‘The Human Revolution is coming’. That’s the powerful statement made by Octopus Group chief exec and co-founder Simon Rogerson at April’s Humans of Business launch event. It’s a statement that all brands should sit up and take notice of if they want to survive in a world where consumers have never had more choice, and one that couldn’t be more relevant for PR as we try and forge emotional connections between the brands we work with and the audiences they’re targeting so they choose them over their competitors.
Taking a step back first, what exactly did Simon mean by The Human Revolution and what can brands learn from it? Well, put simply, he was referring to what should be a fundamental value of any business – caring about your customers and how you make them feel, something that can only be achieved if the humans behind the business shine through every line of communication. You only have to look at the Octopus Energy ‘Love & Power’ email sign off to see that Simon practices what he preaches.

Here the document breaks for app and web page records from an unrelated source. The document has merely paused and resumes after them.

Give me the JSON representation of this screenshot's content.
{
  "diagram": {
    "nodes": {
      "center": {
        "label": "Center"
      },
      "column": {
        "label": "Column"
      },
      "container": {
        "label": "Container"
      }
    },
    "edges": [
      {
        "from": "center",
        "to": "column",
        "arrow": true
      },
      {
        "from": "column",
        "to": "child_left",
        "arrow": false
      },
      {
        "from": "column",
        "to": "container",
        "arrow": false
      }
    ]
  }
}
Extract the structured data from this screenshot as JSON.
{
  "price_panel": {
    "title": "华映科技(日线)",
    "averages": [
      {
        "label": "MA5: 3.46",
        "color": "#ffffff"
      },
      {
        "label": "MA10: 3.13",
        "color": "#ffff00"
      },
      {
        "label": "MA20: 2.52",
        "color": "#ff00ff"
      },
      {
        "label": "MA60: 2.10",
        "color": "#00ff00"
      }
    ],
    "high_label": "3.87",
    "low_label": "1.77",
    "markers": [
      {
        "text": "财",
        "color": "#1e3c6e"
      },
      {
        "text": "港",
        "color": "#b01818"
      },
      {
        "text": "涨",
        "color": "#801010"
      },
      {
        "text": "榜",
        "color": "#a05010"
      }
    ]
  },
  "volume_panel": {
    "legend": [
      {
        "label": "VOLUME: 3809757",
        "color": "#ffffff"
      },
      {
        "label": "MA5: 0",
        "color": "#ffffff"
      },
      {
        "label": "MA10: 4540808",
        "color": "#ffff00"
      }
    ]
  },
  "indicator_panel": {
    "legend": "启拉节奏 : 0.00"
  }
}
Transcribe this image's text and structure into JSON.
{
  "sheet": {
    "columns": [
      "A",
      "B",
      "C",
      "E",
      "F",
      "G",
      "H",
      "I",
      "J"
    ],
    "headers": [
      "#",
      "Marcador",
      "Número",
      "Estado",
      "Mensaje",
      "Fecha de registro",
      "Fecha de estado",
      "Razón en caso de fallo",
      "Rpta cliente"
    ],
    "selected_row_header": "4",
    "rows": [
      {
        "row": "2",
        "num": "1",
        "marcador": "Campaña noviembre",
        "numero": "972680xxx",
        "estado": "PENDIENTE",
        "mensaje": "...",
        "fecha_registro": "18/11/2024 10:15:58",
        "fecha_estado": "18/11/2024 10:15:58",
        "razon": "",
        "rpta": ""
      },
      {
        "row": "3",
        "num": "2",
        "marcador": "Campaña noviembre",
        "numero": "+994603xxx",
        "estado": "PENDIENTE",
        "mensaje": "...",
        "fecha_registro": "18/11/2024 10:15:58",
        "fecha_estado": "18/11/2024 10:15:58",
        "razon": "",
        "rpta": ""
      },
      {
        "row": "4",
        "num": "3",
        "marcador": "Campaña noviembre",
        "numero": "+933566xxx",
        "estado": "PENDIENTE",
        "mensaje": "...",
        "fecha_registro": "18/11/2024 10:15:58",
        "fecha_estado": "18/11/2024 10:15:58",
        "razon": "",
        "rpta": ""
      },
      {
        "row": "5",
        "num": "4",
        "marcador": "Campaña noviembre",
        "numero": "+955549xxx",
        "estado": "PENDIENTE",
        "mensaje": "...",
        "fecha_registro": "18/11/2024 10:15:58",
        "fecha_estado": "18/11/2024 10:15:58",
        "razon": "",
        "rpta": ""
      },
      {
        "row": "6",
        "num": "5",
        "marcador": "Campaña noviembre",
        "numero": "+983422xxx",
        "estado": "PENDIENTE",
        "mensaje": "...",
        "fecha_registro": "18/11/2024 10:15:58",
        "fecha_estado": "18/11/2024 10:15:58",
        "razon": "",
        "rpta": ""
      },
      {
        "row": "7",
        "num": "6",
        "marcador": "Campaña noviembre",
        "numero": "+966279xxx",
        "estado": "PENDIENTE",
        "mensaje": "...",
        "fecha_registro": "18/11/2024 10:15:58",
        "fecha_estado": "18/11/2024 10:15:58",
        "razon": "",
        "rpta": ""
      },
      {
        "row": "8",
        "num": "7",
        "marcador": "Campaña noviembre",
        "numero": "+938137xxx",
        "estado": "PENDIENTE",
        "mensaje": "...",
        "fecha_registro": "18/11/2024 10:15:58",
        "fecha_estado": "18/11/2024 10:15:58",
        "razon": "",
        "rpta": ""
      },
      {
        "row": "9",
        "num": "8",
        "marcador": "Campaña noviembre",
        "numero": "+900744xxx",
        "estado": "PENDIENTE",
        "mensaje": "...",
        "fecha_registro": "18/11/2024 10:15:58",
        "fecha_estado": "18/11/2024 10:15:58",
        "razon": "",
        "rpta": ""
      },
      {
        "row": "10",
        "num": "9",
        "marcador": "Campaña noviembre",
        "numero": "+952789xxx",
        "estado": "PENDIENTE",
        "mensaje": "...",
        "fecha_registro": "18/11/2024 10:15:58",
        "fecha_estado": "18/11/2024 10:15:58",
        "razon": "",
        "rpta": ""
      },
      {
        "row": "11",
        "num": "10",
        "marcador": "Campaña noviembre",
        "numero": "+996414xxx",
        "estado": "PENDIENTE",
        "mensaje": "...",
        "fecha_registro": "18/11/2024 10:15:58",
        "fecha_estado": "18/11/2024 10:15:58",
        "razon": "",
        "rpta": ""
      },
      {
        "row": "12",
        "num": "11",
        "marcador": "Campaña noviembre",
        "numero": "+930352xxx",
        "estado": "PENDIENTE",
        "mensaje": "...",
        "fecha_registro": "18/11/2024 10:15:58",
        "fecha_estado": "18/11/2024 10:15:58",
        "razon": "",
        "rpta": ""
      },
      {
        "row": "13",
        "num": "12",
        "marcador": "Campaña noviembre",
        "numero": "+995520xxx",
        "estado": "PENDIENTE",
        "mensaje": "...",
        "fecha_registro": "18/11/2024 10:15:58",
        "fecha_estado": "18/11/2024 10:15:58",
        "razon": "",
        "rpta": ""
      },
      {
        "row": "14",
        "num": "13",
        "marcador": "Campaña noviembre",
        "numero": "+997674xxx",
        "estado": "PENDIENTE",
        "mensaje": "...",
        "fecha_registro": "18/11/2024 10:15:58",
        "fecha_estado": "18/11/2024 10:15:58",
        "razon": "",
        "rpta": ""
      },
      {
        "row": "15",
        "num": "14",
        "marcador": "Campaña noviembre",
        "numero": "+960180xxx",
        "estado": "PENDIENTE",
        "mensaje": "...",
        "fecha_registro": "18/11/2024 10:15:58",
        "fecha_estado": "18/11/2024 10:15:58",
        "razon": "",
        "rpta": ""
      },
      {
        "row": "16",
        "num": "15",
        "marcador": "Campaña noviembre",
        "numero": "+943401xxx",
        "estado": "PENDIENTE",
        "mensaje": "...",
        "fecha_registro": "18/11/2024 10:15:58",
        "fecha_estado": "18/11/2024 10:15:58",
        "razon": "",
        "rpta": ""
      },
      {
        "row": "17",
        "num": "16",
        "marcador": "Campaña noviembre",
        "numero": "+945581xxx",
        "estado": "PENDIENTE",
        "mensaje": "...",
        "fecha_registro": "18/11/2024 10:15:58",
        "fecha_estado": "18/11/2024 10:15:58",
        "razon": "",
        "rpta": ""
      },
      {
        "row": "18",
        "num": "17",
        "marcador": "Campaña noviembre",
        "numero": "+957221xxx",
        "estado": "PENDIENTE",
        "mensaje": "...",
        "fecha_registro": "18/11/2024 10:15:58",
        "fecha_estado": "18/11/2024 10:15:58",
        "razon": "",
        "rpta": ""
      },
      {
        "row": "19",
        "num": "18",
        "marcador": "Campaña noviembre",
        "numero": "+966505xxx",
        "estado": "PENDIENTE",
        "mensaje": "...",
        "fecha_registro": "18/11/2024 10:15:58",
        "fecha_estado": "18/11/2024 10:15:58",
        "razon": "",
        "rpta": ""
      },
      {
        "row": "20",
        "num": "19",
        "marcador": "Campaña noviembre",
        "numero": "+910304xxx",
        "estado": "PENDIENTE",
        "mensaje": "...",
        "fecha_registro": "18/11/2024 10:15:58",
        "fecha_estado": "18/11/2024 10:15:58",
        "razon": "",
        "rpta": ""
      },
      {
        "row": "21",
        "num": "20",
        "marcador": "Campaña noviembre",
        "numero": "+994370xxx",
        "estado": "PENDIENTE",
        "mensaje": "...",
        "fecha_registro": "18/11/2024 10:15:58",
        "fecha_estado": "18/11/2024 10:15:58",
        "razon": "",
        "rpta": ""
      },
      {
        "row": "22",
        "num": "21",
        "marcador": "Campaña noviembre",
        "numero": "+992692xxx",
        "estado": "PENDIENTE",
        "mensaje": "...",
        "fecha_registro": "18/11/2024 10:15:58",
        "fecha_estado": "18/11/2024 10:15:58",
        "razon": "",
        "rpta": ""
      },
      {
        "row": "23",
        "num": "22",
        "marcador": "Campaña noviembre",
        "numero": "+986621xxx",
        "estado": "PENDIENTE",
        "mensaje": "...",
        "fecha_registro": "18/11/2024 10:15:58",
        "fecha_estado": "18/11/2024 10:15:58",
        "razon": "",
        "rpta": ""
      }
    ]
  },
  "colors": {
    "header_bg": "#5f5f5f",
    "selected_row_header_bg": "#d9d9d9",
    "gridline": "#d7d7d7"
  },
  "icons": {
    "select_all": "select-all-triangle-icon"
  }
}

Highlighting this further, this can also come from the faces behind the brands. If Simon spent his life flying around in private jets, those that know anything about his business would a) question the brand’s commitment to sustainability and b) believe he didn’t ‘get’ the audience the brand is targeting. So it’s important that when he is in the limelight his beliefs shines through and what he says and does is connected with the values of the brand he created.
At Stir, delivering an emotional outcome is integral to our comms, which is why Simon’s statement resonated so much with me. From the campaigns we run to those we admire, the one thing that links their success is their ability to create an emotional connection with those they’re targeting. Because in the words of writer and poet Maya Angelou, ‘people will forget what you said, people will forget what you did, but people will never forget how you made them feel’. More on this here.
Now while I appreciate all of this may seem easier said than done (especially if a brand has lived through years of an ever changing consumer landscape, has changed hands, no longer has a founder in a leadership role etc.), but that doesn’t mean simple changes can’t be made to the way the business is run and communicated to keep customers coming back for more, as long as any new ‘human’ approaches and/or values appear authentic and are lived and breathed by the brand.
Because no matter how old the brand is it wasn’t created by a robot, it was created by a human. So just like a human, businesses can change, improve and let their vulnerability shine through. It’s only then that consumers will trust and return as the revolution takes hold.
This piece first appeared on The Drum